- (3) In many statistical contexts, experimenters have to select a representative
sample of a population
- (4) In Fisher's famous thought experiment, we suppose a woman claims to be
able to taste whether milk was added to the empty cup or to the tea
- (5) gaming devices such as coins and dice
- (8) Another good example of random behaviour occurs in game theory.
- (41) quantum mechanical systems.
- (61) the Hardy-Weinberg Law
- (62) A further example is provided by the concept of random mutation in classical
- (65) Examples from "chaos theory" have been particularly prominent recently
- (72) Therefore, these models include a random noise factor: random alterations
of the signal with a certain probability distribution.
- (87) processes that are modelled by probabilistic state transitions ... [e.g.]
the way that present and future states of the weather are related
- (???) randomness of the rainfall input is important in explaining the
robust structure of the dynamics of soil moisture.
The examples in the four books above were rather easy
to fit into our contexts. I suspect this is because
the authors actually started by thinking of a "context" then invented an

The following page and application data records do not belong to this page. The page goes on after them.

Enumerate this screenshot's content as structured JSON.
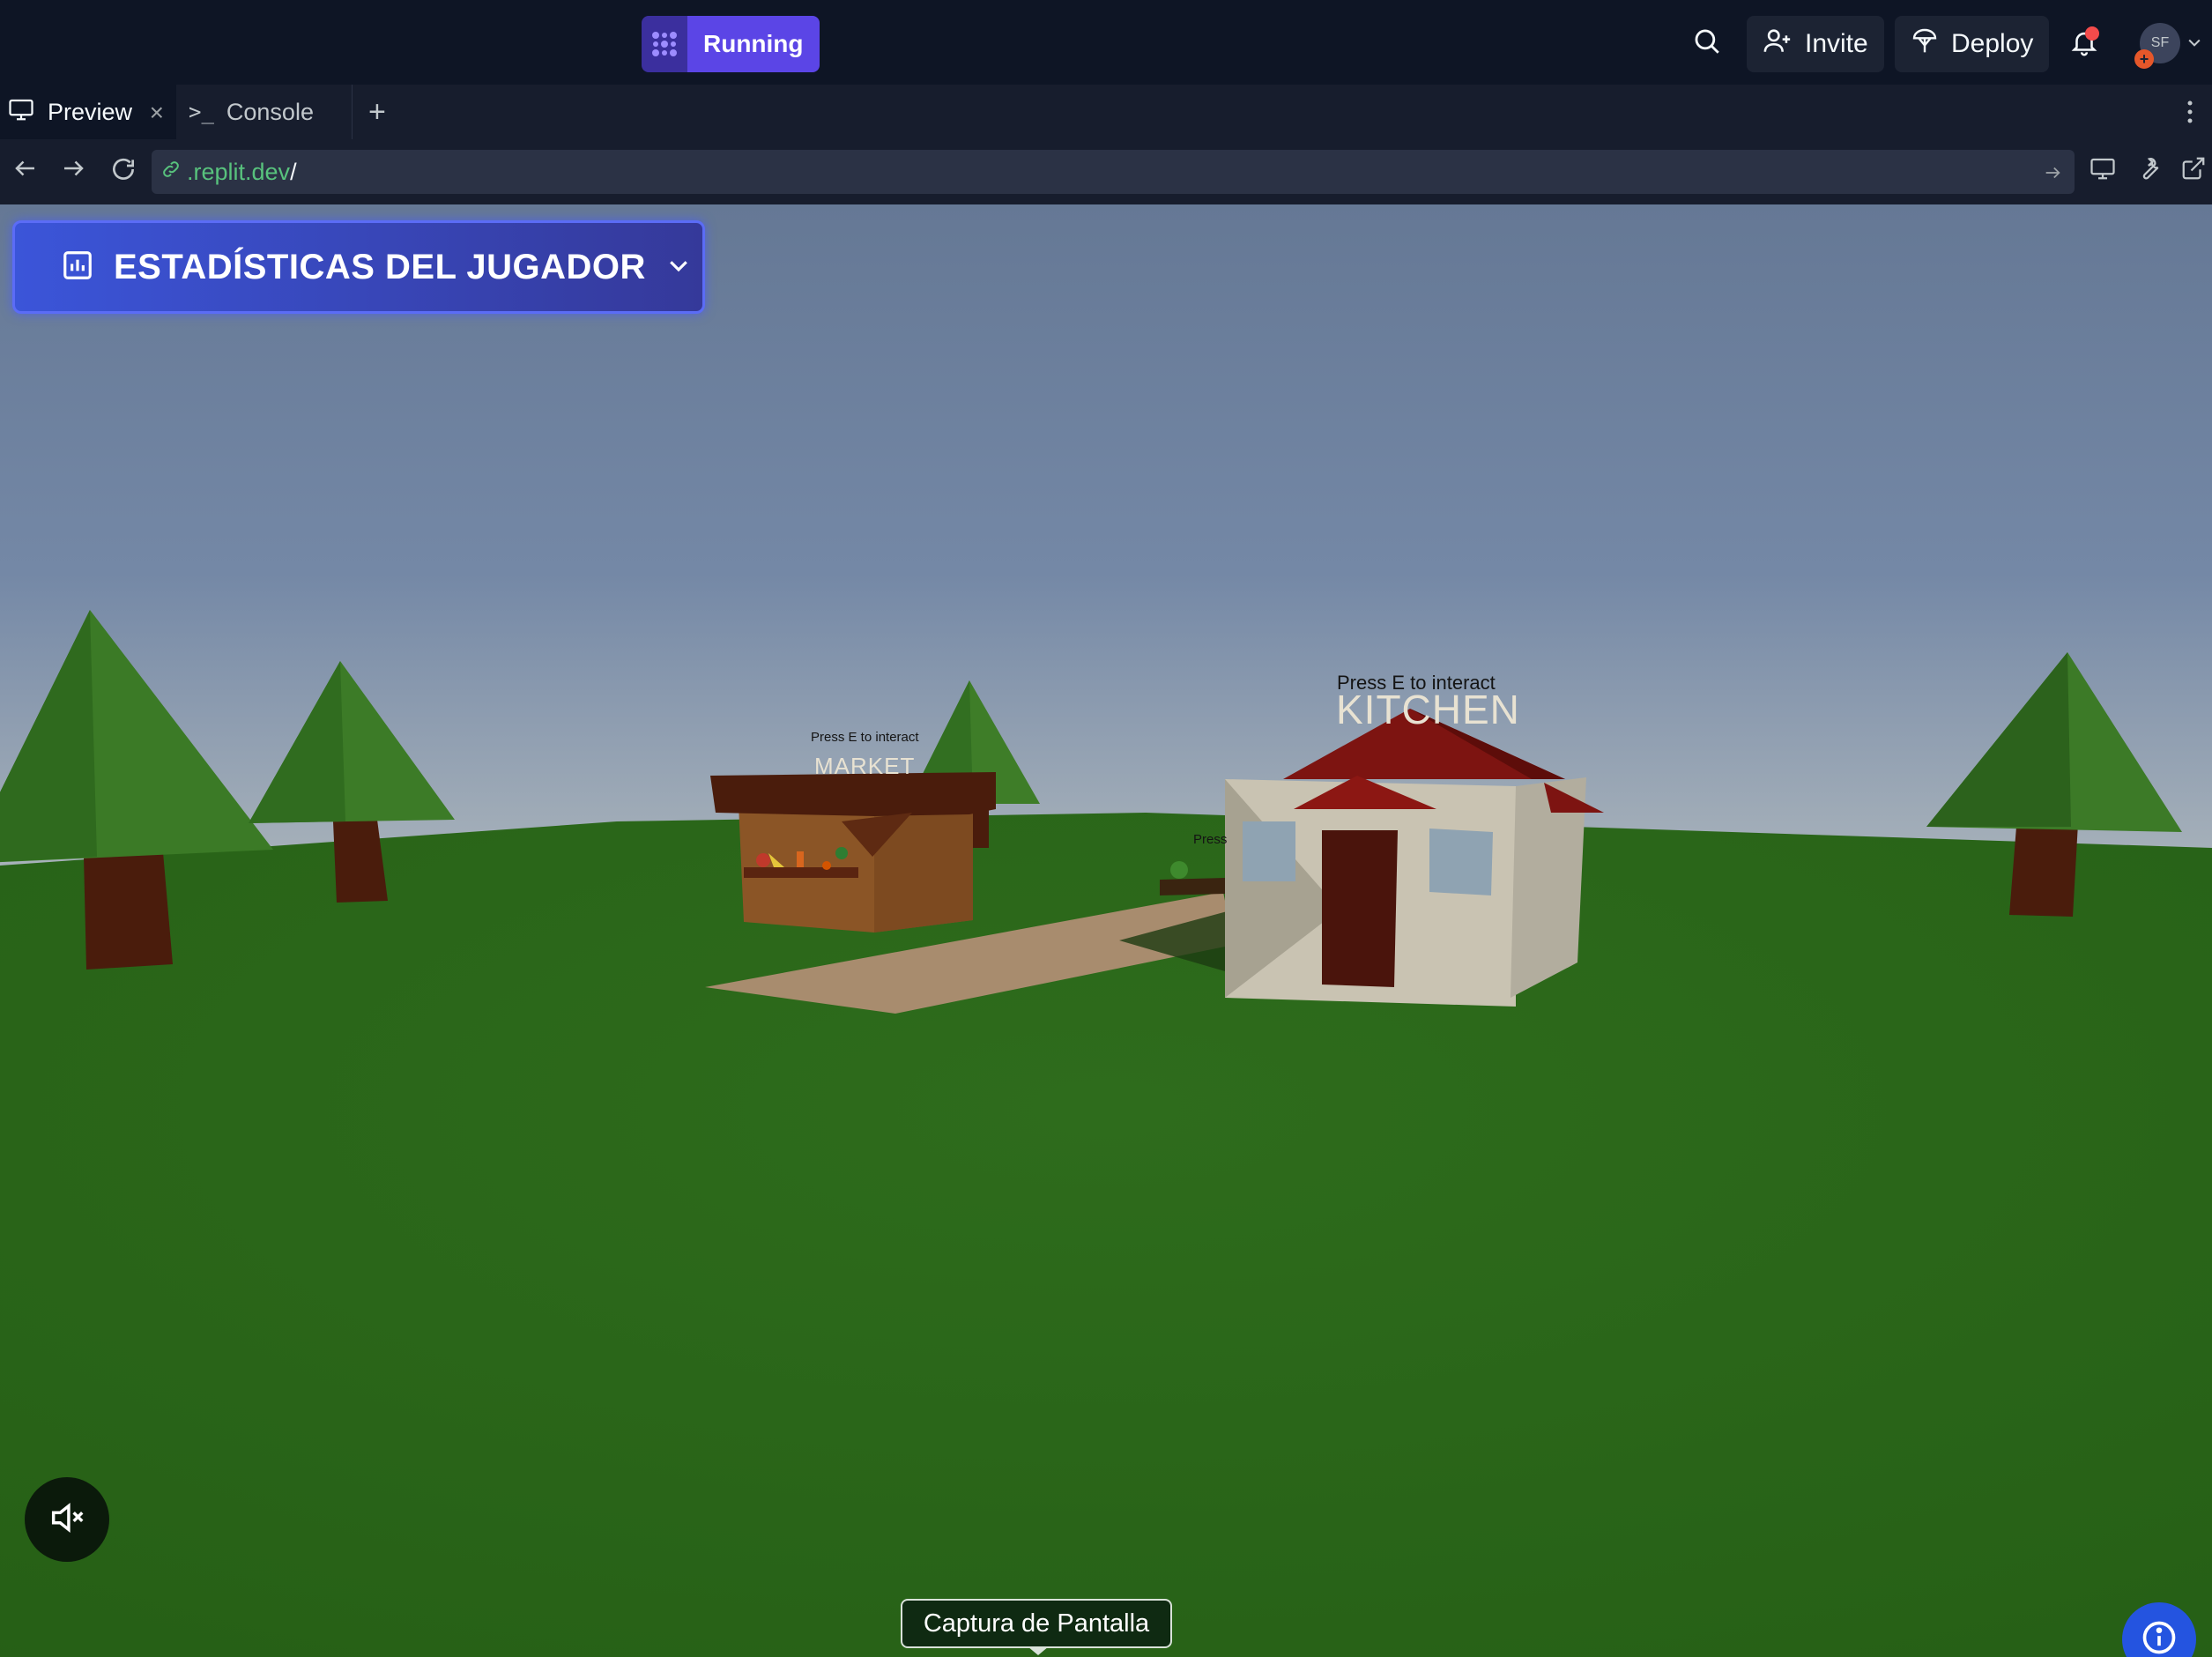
{
  "topbar": {
    "run_label": "Running",
    "invite_label": "Invite",
    "deploy_label": "Deploy",
    "avatar_initials": "SF",
    "avatar_badge": "+"
  },
  "tabs": [
    {
      "label": "Preview",
      "icon": "monitor-icon",
      "active": true
    },
    {
      "label": "Console",
      "icon": "terminal-icon",
      "active": false
    }
  ],
  "address": {
    "host": ".replit.dev",
    "path": "/"
  },
  "game": {
    "stats_title": "ESTADÍSTICAS DEL JUGADOR",
    "market_hint": "Press E to interact",
    "market_sign": "MARKET",
    "kitchen_hint": "Press E to interact",
    "kitchen_sign": "KITCHEN",
    "partial_hint": "Press",
    "screenshot_tooltip": "Captura de Pantalla"
  },
  "colors": {
    "run_accent": "#5b45e6",
    "stats_panel": "#3b55d9",
    "grass": "#2c6a1a",
    "notification_dot": "#f44b4b",
    "info_button": "#2454e0"
  }
}
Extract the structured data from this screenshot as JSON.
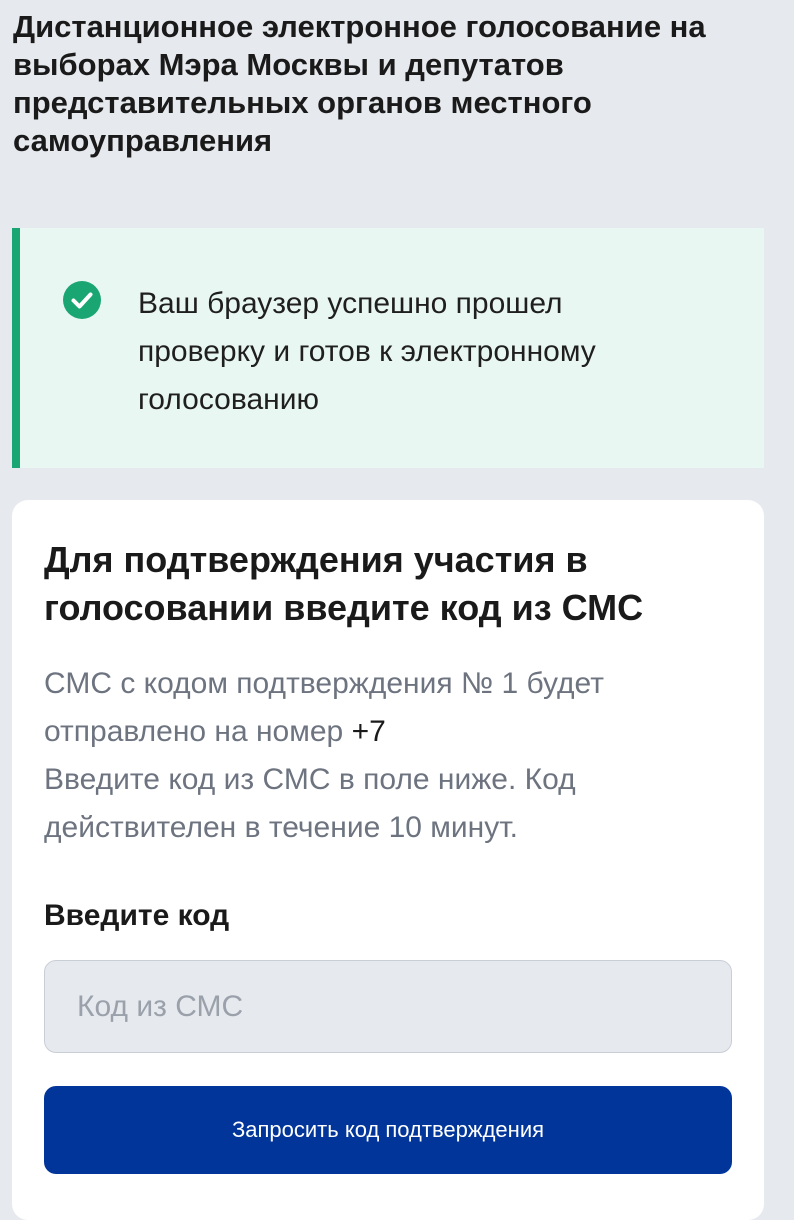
{
  "page": {
    "title": "Дистанционное электронное голосование на выборах Мэра Москвы и депутатов представительных органов местного самоуправления"
  },
  "success_banner": {
    "icon": "check-circle-icon",
    "text": "Ваш браузер успешно прошел\nпроверку и готов к электронному\nголосованию",
    "accent_color": "#1aa673",
    "background_color": "#e9f7f2"
  },
  "confirm_card": {
    "title": "Для подтверждения участия в голосовании введите код из СМС",
    "description": {
      "line1": "СМС с кодом подтверждения № 1 будет",
      "line2_prefix": "отправлено на номер ",
      "phone": "+7",
      "line3": "Введите код из СМС в поле ниже. Код",
      "line4": "действителен в течение 10 минут."
    },
    "field_label": "Введите код",
    "code_input": {
      "placeholder": "Код из СМС",
      "value": ""
    },
    "request_button_label": "Запросить код подтверждения",
    "button_color": "#02359a"
  }
}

example. When you take actual specific real-world examples
(like the final one above)
it becomes harder to fit into prespecified contexts. Unsurprisingly!
As a representative of ``popular science" style books on Probability,
let us take Leonard Mlodinow's
Drunkard's Walk: How Randomness Rules Our Lives.
- (3) Opinion polls
- (5) Gambling; lotteries, cards, dice, roulette
- (7) Baseball statistics, hot hands
- (14) Success in individual careers (Bill Gates etc)
- (18) False positives in medical tests
- (23) Life expectancy, insurance
- (25) Unpredictable reliability of human artifacts (Three Mile Island)
- (35) Unpredictability in geopolitics (Pearl Harbor)
- (44) DNA profiling, reliability of eyewitnesses
- (54) Measurement error
- (64) Brownian motion
- (83) Poor intuition about chance (probability matching, imputing pattern to randomness)
2015 New Scientist erxamples
The 12 March 2015 New Scientist cover emphasizes their special report
(14 pages; 3 authors plus 6 interview columns) entitled
Chance: how randomness rules our world.
Their examples are
Analysis. This has a nice broad range, but the specific topics chosen seem very conventional and could mostly been described similarly 30 years ago.
The only imaginative topic here is avalanche prediction.
- (5) poker
- (6) sports gambling
- (9) coincidences and rare events
- (26) weather forecasting
- (26) avalanche prediction
- (41) quantum theory
- (44) statistics in law
- (55) frequentists vs Bayesians
- (62) chance mutations
- (65) deterministic chaos
- (73) random number generators
- (93) evolution of complex life
xxx Rosenthal lightning book.